Can’t do much about the dress code now, even if it’s 5ºC. Might as well do the Wuling Pass thing like everyone else — pose for a photo at the signboard proclaiming the spot’s elevation.
A roadie who passed me earlier is here as well, warm and snug in clean clothes. He asks to take a photo with me, which is always an honour for me with cyclists I meet on the road. The unifying power of the simple bicycle…
A respite in the weather … the mists clear a little and I can see a bit of the famed Wuling scenery. In better spirits now that I’ve conquered the highest pass in Taiwan, I get ready to roll all the way down to Lishan but, the weather gods are not done torturing me today. It starts to rain again.
I descend anyway. Hanging around at this frigid place is not an option.
Many times I have descended in the cold, and always, it’s very demoralising. Today is no different. My fingers are numb, my knees are numb, my face is numb in spite of a mask, and I’m shivering with cold while I negotiate the switchbacks at speed. I have to be very, very careful riding these wet roads. It helps that the traffic is light.

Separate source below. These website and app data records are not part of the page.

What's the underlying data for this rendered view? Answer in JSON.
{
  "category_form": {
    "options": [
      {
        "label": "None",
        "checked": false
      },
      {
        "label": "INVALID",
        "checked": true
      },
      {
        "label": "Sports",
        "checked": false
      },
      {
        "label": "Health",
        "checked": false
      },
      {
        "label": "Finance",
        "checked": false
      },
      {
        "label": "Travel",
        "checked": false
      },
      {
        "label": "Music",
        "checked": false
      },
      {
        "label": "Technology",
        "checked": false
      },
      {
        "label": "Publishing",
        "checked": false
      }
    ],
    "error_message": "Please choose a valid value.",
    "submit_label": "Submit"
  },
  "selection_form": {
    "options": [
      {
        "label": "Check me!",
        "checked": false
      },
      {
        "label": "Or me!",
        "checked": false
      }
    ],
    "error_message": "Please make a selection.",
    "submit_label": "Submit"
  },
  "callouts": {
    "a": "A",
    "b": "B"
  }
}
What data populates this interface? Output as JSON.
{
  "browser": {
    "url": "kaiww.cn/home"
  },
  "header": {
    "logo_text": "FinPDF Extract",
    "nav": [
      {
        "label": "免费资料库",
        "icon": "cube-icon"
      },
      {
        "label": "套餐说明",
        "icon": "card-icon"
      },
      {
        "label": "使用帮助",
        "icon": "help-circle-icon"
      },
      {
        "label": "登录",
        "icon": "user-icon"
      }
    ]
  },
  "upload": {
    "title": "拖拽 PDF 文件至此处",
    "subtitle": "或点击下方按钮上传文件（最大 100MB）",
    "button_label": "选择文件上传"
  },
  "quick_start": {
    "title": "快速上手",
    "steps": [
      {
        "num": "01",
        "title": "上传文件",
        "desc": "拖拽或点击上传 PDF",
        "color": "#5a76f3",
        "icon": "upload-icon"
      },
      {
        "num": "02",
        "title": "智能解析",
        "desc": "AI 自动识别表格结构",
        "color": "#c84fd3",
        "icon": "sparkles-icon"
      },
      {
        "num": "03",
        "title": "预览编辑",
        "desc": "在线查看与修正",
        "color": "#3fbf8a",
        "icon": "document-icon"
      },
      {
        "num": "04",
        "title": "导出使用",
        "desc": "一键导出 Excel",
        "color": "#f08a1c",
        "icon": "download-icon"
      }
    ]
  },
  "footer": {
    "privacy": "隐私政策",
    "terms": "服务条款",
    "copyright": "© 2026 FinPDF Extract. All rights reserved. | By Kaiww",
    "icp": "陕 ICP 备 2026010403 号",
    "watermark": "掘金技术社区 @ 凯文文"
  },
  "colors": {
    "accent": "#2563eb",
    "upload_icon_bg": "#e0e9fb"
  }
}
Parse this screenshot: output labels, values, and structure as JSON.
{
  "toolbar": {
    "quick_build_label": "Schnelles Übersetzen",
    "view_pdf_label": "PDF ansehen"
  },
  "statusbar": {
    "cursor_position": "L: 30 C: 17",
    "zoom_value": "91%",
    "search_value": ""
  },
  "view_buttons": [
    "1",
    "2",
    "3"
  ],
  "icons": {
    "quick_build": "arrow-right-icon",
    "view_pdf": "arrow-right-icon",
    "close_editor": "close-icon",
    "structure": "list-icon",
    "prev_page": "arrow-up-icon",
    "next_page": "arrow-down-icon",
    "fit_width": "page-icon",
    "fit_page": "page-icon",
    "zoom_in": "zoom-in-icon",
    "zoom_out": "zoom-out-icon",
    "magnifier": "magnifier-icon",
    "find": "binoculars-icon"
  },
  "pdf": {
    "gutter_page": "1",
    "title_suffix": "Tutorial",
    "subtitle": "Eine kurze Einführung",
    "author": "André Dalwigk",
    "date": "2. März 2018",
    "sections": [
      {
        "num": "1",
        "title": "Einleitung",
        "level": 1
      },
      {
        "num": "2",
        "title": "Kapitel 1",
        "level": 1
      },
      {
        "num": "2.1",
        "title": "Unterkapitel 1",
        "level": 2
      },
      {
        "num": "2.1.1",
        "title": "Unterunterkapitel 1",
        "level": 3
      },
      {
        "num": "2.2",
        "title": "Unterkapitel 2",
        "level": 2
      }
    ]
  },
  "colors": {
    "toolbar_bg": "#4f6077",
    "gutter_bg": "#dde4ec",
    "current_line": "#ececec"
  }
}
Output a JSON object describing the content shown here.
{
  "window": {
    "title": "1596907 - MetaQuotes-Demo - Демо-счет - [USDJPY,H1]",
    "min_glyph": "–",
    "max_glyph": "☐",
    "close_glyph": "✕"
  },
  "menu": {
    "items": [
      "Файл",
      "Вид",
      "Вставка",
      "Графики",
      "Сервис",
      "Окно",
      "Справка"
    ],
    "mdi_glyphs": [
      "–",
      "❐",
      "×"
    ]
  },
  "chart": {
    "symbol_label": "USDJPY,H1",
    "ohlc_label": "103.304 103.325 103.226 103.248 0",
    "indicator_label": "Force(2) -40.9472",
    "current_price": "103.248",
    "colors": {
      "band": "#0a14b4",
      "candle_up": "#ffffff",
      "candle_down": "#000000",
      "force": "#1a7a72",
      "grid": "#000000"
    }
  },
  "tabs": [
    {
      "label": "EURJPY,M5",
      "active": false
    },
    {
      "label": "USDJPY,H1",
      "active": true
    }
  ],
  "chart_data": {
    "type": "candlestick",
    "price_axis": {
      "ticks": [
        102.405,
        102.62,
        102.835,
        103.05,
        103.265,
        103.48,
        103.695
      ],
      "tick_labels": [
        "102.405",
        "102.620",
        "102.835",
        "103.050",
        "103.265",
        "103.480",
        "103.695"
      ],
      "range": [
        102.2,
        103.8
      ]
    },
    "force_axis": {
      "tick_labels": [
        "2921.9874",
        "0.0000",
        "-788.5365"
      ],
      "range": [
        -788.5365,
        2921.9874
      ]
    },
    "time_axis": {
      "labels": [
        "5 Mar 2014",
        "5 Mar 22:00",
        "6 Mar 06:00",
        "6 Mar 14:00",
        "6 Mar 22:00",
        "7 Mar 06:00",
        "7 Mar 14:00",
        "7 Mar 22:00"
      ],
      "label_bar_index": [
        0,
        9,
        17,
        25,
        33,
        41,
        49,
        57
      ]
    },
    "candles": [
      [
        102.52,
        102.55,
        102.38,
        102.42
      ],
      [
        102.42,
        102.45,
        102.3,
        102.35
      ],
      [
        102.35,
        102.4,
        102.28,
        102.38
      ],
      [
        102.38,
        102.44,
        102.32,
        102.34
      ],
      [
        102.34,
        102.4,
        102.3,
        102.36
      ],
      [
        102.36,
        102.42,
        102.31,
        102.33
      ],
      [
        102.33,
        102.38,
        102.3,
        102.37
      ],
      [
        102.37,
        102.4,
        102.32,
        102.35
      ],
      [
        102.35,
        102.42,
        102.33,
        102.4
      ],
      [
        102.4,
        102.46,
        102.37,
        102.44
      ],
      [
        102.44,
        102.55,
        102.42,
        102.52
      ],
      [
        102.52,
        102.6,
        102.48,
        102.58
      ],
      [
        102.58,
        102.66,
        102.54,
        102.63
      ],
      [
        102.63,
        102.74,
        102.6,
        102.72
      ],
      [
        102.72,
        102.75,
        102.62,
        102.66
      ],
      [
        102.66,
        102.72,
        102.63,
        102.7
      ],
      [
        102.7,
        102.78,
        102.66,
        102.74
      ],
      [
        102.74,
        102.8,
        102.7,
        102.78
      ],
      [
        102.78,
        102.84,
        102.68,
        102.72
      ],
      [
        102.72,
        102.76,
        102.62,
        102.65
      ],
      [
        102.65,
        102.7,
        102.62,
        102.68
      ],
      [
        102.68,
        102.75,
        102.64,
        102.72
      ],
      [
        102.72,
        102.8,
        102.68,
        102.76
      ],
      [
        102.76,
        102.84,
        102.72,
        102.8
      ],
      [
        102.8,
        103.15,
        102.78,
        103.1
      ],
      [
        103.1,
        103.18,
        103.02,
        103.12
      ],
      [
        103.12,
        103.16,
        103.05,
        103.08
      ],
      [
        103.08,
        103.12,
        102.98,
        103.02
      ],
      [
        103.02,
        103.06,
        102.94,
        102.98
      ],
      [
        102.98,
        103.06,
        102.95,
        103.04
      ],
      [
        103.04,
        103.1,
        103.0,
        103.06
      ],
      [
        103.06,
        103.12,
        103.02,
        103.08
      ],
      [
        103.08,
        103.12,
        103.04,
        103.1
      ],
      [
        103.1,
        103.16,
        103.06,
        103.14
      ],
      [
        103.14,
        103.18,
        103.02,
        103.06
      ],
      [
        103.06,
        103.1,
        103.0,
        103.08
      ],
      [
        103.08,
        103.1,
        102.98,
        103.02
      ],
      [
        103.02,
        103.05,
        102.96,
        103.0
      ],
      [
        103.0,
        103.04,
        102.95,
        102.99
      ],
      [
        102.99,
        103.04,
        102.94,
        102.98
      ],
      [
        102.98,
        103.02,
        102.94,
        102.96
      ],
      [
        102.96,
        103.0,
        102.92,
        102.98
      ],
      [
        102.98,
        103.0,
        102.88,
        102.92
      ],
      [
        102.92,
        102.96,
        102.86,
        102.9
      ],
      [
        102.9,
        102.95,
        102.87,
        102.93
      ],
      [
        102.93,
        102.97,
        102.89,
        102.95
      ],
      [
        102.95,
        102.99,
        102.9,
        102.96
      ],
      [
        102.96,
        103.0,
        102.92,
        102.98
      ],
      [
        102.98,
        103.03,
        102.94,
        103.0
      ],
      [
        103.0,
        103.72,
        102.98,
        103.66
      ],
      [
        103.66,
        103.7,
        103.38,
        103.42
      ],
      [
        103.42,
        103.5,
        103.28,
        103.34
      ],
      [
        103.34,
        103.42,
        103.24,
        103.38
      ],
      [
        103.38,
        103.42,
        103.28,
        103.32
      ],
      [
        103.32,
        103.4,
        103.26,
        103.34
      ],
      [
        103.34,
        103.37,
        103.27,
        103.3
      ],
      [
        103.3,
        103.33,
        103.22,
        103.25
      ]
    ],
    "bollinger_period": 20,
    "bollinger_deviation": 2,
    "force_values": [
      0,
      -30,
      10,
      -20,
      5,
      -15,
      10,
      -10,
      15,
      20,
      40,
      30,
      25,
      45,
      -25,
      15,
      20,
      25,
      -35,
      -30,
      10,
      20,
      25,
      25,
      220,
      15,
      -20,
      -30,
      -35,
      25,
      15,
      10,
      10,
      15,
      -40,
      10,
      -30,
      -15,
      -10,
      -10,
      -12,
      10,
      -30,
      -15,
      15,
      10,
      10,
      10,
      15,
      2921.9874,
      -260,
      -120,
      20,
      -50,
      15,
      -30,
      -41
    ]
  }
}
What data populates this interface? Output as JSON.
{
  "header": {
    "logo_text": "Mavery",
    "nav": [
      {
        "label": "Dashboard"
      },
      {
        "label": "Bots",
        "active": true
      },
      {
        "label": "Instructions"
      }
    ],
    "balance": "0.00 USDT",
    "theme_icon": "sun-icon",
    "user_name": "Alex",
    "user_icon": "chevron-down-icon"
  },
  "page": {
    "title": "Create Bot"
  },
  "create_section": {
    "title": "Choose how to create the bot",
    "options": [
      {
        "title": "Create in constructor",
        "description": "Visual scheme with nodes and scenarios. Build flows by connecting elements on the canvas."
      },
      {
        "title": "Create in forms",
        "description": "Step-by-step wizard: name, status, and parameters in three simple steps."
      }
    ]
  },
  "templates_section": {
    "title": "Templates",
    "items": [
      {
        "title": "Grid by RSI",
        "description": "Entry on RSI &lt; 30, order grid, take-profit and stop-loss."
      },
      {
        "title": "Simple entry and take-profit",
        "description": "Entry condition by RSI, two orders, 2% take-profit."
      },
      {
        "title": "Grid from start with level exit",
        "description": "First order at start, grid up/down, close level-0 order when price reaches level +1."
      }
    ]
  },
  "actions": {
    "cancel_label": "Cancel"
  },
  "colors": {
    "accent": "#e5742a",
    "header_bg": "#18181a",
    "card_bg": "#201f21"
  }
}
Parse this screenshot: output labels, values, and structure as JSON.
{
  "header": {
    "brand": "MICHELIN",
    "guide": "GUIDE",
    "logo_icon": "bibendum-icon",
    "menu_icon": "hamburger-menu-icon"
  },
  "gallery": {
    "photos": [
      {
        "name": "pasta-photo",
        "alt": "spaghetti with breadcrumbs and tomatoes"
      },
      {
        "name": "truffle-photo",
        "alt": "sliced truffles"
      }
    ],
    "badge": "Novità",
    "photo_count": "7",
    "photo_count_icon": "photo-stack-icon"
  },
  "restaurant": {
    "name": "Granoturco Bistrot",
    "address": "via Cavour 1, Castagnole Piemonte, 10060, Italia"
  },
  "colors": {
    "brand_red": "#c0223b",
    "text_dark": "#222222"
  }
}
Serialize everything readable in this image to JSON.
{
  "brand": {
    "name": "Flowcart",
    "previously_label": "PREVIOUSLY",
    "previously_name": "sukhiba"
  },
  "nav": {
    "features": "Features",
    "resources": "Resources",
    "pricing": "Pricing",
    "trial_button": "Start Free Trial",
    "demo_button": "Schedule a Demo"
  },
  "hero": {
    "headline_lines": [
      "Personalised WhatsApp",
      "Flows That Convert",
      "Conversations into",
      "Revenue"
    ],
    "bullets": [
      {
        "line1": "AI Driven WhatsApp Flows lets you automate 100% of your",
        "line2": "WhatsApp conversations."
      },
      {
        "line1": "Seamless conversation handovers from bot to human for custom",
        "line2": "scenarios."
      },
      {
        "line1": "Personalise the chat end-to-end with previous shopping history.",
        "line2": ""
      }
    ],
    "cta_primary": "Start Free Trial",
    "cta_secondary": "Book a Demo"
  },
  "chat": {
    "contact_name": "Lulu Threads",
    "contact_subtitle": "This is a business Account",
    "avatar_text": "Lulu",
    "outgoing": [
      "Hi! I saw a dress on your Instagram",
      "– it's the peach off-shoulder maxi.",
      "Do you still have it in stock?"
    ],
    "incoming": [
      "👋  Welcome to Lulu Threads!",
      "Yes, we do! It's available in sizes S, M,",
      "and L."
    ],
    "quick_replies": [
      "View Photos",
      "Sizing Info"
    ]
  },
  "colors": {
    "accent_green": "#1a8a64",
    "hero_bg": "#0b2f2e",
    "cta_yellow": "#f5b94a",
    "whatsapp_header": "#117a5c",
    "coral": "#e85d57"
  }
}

After a long descend, I come to a junction. It’s a tiny town called Dayuling. I’m already beside myself with cold, and I see a nondescript shop ahead. I head straight for it and, stepping in, I see a few men sitting around a coal brazier. Without a word, I sit next to it, immediately feeling the comforting warmth of the heat. One of the man has an incredulous look on his face, and after finding out if I had come down from Wuling, scolds me …”Are you mad, riding down the mountain in shorts?’ Well, what can I say except give him a stupid smile.
I ask for a bowl of noodles but they only had the instant kind, which is fine by me. The steaming hot, salty delicious noodles at that particular moment defy description. As Browning puts it, all’s well with the world… again.
After that gratifying thawing session, I make my way towards Lishan, not very far away now. The road is narrower than the one that points down from Wuling. It’s almost deserted, save for a few cars. All around, it’s lush greenery.
Camping, even if I were to find a decent spot, is the last thing on my mind. I want a hot shower and a warm bed tonight. I check into the first decent hotel I see in Lishan, a quiet town famous for pears.
Tomorrow will be an easy ride downhill all the way to the plains, and the last bit by bus to Taipei. I’m looking forward to joining my friends from Singapore for the next segment of my tour. Unlike my usual touring style, next week’s ride has been professionally planned by ride leader Ying Chang, the born-in-Taiwan Singaporean who considers this island his cycle-touring mecca.